Objective: In March 2012, Australia's National Blood Authority published national patient blood-management guidelines for perioperative care developed by a systematic review and clinical expert opinion. This study assesses how blood transfusions and patient outcomes in cardiac surgery changed after the guidelines were published. Methods: Blood transfusions and patient outcomes in cardiac surgery were compared before and after implementation of the guidelines using an interrupted time series analysis. The evaluation included red blood cells, platelets, cryoprecipitate, fresh-frozen plasma, 30-day mortality, 30-day readmissions, and hospital and intensive care length of stay. Patient characteristics were controlled for along with hospital characteristics using fixed effects. Different responses across institutional settings were assessed with an expanded difference-in-differences model.

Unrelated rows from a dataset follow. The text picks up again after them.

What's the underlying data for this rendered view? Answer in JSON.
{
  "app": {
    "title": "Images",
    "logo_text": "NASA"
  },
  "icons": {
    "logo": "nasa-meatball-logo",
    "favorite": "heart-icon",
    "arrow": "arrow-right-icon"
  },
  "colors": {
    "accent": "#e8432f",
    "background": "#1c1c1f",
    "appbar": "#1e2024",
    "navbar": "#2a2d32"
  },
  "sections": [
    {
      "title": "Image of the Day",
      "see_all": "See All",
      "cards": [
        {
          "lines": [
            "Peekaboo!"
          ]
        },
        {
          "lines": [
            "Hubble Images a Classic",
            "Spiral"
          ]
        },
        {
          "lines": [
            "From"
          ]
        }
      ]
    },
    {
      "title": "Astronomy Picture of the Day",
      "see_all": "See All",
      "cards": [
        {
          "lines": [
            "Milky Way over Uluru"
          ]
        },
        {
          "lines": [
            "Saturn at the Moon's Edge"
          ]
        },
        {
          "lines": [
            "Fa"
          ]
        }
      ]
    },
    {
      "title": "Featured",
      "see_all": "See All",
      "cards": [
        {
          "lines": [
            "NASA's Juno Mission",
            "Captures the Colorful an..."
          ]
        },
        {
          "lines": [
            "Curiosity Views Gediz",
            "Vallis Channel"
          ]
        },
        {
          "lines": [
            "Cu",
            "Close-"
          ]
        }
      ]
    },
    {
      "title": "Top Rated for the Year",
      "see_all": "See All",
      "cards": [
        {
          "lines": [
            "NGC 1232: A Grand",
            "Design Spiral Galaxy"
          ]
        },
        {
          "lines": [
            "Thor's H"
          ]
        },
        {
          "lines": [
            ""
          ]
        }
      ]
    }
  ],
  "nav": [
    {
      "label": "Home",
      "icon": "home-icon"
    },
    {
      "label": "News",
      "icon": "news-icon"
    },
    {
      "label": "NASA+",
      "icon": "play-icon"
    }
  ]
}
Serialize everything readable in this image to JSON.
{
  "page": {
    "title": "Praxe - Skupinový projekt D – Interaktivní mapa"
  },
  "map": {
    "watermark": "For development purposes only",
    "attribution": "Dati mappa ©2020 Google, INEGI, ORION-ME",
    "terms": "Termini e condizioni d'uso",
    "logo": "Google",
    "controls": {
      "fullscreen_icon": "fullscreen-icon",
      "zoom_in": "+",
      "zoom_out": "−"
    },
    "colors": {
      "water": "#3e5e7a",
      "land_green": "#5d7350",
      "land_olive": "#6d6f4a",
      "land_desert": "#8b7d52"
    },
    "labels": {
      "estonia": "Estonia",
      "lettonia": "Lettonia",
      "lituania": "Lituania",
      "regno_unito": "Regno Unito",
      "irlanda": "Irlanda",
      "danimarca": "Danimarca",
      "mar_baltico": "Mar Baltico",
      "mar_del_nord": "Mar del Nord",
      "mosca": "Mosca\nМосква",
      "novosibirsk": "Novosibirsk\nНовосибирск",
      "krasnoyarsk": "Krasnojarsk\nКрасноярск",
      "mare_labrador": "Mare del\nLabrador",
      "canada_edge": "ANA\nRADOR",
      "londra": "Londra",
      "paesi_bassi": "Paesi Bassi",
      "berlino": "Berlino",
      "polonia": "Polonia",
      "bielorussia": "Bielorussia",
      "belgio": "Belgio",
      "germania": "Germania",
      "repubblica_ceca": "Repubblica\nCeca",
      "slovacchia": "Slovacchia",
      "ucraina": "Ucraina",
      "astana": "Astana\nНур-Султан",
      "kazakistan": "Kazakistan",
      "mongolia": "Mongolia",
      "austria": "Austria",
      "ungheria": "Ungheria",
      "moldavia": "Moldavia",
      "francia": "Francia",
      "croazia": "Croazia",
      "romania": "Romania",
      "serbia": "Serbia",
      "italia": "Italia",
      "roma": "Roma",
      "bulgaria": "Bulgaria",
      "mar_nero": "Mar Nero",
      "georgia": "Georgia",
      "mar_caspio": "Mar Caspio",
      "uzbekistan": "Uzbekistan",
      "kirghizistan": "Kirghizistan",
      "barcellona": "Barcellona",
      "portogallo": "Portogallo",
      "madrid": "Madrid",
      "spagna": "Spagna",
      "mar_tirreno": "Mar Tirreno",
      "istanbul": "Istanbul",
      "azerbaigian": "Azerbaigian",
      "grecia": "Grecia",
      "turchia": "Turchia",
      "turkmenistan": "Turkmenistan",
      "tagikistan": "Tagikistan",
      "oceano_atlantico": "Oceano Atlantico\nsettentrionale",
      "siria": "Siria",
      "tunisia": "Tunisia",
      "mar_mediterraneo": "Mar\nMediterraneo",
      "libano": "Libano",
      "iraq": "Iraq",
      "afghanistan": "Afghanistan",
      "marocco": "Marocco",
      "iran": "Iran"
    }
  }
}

Results: After the guidelines were published, our model found a significant reduction in red blood cell, platelet, and fresh-frozen plasma transfusions. There was also a significant reduction in hospital length of stay but no significant impact on cryoprecipitate, 30-day mortality, 30-day readmissions, or intensive care unit length of stay. The subgroup analyses found no differences with regards to institutional settings. Conclusions: Following the publication of the guidelines, there was a measurable reduction in perioperative blood transfusions in cardiac surgery with an associated reduction in hospital length of stay but no detectable differences in other patient outcomes.
- cardiac surgery
- patient blood management